Problem to work on:
Pull out each line of the records holding the string "zoom".
(Dataset excerpts begins)
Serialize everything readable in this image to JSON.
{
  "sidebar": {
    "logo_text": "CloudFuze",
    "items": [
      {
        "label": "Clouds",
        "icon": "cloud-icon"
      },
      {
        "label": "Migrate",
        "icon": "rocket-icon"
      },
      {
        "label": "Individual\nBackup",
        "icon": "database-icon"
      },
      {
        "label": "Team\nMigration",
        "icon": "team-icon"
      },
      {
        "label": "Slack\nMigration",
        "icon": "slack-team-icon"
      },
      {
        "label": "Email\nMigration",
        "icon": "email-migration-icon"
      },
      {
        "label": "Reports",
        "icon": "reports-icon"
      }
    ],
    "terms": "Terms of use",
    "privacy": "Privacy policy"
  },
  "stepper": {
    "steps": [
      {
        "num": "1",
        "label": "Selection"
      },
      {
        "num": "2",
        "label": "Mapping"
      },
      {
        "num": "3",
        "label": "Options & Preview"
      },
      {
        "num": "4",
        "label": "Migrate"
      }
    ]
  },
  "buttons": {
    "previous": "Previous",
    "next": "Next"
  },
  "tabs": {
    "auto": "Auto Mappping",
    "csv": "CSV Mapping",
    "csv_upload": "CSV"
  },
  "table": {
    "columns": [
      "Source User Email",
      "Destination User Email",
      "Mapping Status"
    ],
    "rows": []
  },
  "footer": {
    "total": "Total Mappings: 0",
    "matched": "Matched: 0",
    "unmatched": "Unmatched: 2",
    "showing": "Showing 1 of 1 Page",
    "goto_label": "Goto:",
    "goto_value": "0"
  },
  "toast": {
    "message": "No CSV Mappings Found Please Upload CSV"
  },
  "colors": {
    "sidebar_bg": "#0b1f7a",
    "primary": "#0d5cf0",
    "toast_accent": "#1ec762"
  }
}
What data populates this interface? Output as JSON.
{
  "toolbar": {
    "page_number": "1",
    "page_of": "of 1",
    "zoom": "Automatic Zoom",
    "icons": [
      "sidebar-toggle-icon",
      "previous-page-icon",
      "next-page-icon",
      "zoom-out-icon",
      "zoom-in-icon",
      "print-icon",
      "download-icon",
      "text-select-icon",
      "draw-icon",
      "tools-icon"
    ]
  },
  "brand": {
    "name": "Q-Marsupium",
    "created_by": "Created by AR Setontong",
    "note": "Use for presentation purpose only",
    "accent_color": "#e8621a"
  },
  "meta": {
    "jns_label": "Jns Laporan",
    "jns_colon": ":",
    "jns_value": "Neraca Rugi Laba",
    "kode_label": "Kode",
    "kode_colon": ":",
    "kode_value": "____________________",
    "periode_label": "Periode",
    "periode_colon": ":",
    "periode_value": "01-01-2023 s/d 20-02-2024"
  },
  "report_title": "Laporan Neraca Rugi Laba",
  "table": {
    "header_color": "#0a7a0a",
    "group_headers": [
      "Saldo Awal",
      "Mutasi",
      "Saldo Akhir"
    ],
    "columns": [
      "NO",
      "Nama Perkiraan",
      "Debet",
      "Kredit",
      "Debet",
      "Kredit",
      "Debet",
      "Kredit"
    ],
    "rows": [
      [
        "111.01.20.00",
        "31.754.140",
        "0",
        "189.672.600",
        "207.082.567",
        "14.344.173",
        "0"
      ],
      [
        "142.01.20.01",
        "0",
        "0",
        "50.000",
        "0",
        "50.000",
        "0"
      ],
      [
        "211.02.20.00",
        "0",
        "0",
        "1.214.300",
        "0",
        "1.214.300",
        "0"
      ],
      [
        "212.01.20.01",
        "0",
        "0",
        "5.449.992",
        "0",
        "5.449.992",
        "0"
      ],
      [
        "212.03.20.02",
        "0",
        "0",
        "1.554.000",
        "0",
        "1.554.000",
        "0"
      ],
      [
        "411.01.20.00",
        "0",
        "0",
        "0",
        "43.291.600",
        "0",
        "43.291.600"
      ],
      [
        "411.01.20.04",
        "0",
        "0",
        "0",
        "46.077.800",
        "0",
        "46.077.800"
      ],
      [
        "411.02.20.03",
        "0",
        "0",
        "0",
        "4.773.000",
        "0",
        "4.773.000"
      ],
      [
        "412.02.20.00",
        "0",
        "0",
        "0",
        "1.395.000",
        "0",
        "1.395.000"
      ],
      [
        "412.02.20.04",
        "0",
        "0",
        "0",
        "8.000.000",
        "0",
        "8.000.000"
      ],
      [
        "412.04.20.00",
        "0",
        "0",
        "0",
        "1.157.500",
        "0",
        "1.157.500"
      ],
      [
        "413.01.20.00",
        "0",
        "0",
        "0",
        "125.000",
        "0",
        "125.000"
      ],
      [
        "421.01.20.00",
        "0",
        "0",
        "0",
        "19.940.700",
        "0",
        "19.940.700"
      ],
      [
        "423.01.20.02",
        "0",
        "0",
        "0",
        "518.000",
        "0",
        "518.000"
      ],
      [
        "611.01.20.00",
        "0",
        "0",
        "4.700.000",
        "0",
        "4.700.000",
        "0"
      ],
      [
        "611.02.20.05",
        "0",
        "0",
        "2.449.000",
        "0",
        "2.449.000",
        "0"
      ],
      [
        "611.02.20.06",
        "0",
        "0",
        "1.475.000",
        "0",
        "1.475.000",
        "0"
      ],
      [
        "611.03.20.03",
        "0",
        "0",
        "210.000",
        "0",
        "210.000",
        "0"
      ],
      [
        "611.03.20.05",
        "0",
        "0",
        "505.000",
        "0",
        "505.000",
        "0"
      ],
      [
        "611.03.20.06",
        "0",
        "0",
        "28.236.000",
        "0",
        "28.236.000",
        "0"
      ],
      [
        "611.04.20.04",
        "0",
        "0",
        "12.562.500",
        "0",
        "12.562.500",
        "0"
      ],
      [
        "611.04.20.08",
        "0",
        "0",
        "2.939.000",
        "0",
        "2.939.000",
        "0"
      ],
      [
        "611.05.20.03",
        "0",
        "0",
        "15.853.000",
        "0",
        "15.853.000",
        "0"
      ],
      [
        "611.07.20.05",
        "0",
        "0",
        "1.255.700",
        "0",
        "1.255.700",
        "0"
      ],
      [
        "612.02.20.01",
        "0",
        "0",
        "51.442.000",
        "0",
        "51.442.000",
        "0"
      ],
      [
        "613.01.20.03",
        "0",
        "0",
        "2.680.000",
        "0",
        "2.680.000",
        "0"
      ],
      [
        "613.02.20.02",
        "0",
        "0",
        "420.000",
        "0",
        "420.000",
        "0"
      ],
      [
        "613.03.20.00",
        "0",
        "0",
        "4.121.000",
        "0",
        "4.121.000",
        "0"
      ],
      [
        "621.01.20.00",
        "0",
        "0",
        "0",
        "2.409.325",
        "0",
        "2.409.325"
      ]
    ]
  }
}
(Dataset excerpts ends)
Answer to this exercise:
    "zoom": "Automatic Zoom",
      "zoom-out-icon",
      "zoom-in-icon",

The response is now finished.